Partisanship is the thing that may save us from Donald Trump.
Many staunch Republicans are refusing to support Trump because of his contempt for their conservative values. Many working-class Democrats share his populist views on trade and foreign policy -- but they will never support his crude bigotry and xenophobia.
This is the stage of the campaign where partisans are expected to fall in line. That seems to be happening with Democrats. Senator Bernie Sanders supporters are beginning to accept presumptive Democratic nominee Hillary Clinton. Sanders has not formally endorsed Clinton, but he said he will do everything he can to keep Trump from winning. There’s only one way to do that: Vote for Clinton.
Partisanship is supposed to be working in Trump’s favor, too. And it is, to some extent.
Party loyalists like House Speaker Paul Ryan of Wisconsin are slowly and reluctantly indicating their support for Trump. But a lot of establishment Republicans are horrified by Trump’s crude populism and refusing to fall in line.
That was particularly apparent when Trump laid down his marker in favor of economic populism last week in Pennsylvania. He promised to renegotiate the North American Free Trade Agreement, crack down on Chinese currency manipulation, kill the Trans-Pacific Partnership deal and rebuild domestic infrastructure. (He is a builder, after all.)
That kind of “big government” populism and protectionism are anathema to conservatives. “Donald Trump is running as an anti-Republican Republican,” an official at the National Retail Federation told the “Washington Post.”
Marc Racicot, a former Republican Party chairman, wrote, “I cannot support or endorse Trump for President” because he has not “offered any substantive or serious conservative policy proposals consistent with historical Republican Party platform positions.”

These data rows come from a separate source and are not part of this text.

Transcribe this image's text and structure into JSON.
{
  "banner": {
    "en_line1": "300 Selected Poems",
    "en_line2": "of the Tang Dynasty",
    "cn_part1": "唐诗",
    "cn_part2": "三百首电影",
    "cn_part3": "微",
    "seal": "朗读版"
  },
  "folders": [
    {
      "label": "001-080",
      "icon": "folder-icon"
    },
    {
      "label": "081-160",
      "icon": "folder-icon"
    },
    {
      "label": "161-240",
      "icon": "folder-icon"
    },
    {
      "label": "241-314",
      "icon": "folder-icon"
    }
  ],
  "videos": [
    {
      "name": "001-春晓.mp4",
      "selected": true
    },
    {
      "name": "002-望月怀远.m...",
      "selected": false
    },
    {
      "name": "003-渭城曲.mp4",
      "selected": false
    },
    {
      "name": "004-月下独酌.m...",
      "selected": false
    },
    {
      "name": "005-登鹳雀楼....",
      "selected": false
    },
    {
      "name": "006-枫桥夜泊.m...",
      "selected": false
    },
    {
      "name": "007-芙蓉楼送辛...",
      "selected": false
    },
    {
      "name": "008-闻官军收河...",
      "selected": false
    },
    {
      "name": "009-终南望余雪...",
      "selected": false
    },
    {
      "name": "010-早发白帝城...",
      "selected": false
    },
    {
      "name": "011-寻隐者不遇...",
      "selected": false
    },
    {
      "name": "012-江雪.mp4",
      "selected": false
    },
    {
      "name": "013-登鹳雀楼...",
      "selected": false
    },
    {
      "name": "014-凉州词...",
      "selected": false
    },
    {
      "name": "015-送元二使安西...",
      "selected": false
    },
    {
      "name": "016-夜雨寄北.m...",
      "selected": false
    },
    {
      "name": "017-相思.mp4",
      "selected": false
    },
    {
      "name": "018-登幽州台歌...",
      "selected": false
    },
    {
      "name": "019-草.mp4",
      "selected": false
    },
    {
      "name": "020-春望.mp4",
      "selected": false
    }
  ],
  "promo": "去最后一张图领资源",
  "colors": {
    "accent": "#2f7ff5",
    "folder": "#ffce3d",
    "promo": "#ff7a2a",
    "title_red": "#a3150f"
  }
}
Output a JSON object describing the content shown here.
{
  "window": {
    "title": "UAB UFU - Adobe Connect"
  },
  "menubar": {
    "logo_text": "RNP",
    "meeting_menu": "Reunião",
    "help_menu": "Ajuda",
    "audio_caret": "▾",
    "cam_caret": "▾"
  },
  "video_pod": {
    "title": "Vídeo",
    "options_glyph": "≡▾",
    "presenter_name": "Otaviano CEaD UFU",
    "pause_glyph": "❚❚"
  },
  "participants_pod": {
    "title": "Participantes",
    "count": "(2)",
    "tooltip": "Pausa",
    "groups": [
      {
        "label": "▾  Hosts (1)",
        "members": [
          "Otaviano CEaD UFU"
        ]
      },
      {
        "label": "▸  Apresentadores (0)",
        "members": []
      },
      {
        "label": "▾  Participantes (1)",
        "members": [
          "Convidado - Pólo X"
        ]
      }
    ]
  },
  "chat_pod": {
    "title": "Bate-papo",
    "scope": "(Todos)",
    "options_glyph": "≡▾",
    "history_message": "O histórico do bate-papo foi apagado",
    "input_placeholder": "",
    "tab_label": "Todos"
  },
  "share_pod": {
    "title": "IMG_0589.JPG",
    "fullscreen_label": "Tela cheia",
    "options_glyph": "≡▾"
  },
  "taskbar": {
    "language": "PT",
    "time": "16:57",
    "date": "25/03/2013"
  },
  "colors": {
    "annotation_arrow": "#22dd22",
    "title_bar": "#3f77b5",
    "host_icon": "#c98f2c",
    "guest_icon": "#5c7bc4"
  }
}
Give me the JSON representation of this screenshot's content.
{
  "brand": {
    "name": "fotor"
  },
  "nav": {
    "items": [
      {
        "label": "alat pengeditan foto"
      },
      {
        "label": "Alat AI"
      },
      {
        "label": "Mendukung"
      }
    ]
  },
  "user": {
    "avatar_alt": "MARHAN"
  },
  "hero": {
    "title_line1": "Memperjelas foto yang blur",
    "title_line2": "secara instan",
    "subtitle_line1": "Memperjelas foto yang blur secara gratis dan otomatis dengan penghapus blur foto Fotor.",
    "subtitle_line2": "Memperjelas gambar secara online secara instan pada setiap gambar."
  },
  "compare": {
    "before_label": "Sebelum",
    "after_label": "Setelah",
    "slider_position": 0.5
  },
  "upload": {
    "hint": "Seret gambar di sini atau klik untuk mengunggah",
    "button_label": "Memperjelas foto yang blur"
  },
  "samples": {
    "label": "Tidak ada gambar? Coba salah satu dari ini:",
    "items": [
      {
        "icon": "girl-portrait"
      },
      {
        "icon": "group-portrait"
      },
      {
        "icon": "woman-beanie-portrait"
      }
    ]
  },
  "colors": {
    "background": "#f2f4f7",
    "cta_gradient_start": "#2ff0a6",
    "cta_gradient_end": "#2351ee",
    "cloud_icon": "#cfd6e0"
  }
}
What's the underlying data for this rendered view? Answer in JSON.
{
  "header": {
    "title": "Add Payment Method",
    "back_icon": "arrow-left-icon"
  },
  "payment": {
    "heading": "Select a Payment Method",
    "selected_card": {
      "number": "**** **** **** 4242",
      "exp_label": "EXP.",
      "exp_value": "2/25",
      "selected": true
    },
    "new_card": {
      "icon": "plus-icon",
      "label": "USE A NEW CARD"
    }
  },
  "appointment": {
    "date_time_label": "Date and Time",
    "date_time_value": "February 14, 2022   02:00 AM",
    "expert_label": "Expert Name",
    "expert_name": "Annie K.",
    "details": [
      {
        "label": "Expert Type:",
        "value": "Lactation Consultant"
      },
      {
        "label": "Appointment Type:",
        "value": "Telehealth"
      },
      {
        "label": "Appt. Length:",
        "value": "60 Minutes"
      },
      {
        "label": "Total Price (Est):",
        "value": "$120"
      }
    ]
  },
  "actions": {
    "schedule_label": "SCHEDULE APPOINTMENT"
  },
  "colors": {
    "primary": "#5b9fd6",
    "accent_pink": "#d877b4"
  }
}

We’re about to see a showdown at the Republican National Convention in Cleveland, Ohio, later this month between the Trump movement and the Tea Party. Remember the Tea Party? They were hard-line, anti-government conservatives who took on the Republican Party establishment in 2010.
“What used to be the Tea Party is now the GOP,” says Theda Skocpol, who co-wrote a book about the Tea Party.
The Tea Party’s favorite candidate this year was Senator Ted Cruz of Texas, not Trump. Some conservatives are determined to resist Trump’s nomination at the convention. In last month’s NBC News-“Wall Street Journal” poll, a majority of conservative Republican voters said they would prefer that the party nominate someone other than Trump. That won’t happen. But conservatives are trying to change party rules so that they can regain control of the party in the future. Presumably after Trump loses in November.
Trump’s dream is to put together a populist coalition of working-class Democrats and Republicans against the political establishment. He even fantasizes about attracting Sanders supporters.
But the values that divide those voters left and right are more powerful than the anti-establishment resentment they share.
Trump has touted the “Brexit” vote in Britain last month as the model for what he is trying to do. He issued a statement saying British voters “have declared their independence from the European Union and have voted to reassert control over their own politics, border and economy. Come November, the American people will have the chance to re-declare their independence. . . . They will have the chance to reject today’s rule by the global elite.”
There is one big difference between the Brexit vote in Britain and a U.S. presidential election. The two major parties in the United Kingdom did not take a clear position on Brexit. The governing Conservative Party was divided, and the Labour Party’s opposition to Brexit was half-hearted. Party loyalty didn’t matter.
But it will matter in the United States. Especially because Clinton, an intensely partisan figure, will be the Democratic candidate.
There has been some speculation that Trump could “realign” American politics. Instead of liberals versus conservatives, we could have populists (like Trump) versus anti-Trump elitists (like Barack Obama and Mitt Romney).
That’s not likely. If Trump loses, Republicans will simply obliterate Trump from history. Tea Party conservatives will retake control of the Republican Party.
But what if Trump wins? When the populist Andrew Jackson became president in 1829, voters divided between Jacksonians and anti-Jacksonians. The Jacksonians became the Democratic Party and the anti-Jacksonians turned into the Whig Party. It’s not hard to imagine a Trump party and an anti-Trump party emerging in the wake of a Trump presidency.
But what would they stand for? Who knows? No one knows what Trump would do as president. Not even Trump, who said in January, “When I’m president, I’m a different person. I can be the most politically correct person you’ve ever seen.”
That’s exactly why conservatives don’t trust Trump. And why, if they fail to stop him in Cleveland, conservatives are determined to erase Trump from history.
About the Author
Bill Schneider is a professor at the Schar School of Policy and Government at George Mason University. He is a visiting professor in the Communication Studies Department at the University of California – Los Angeles.
The views expressed in this article are not those of Reuters News.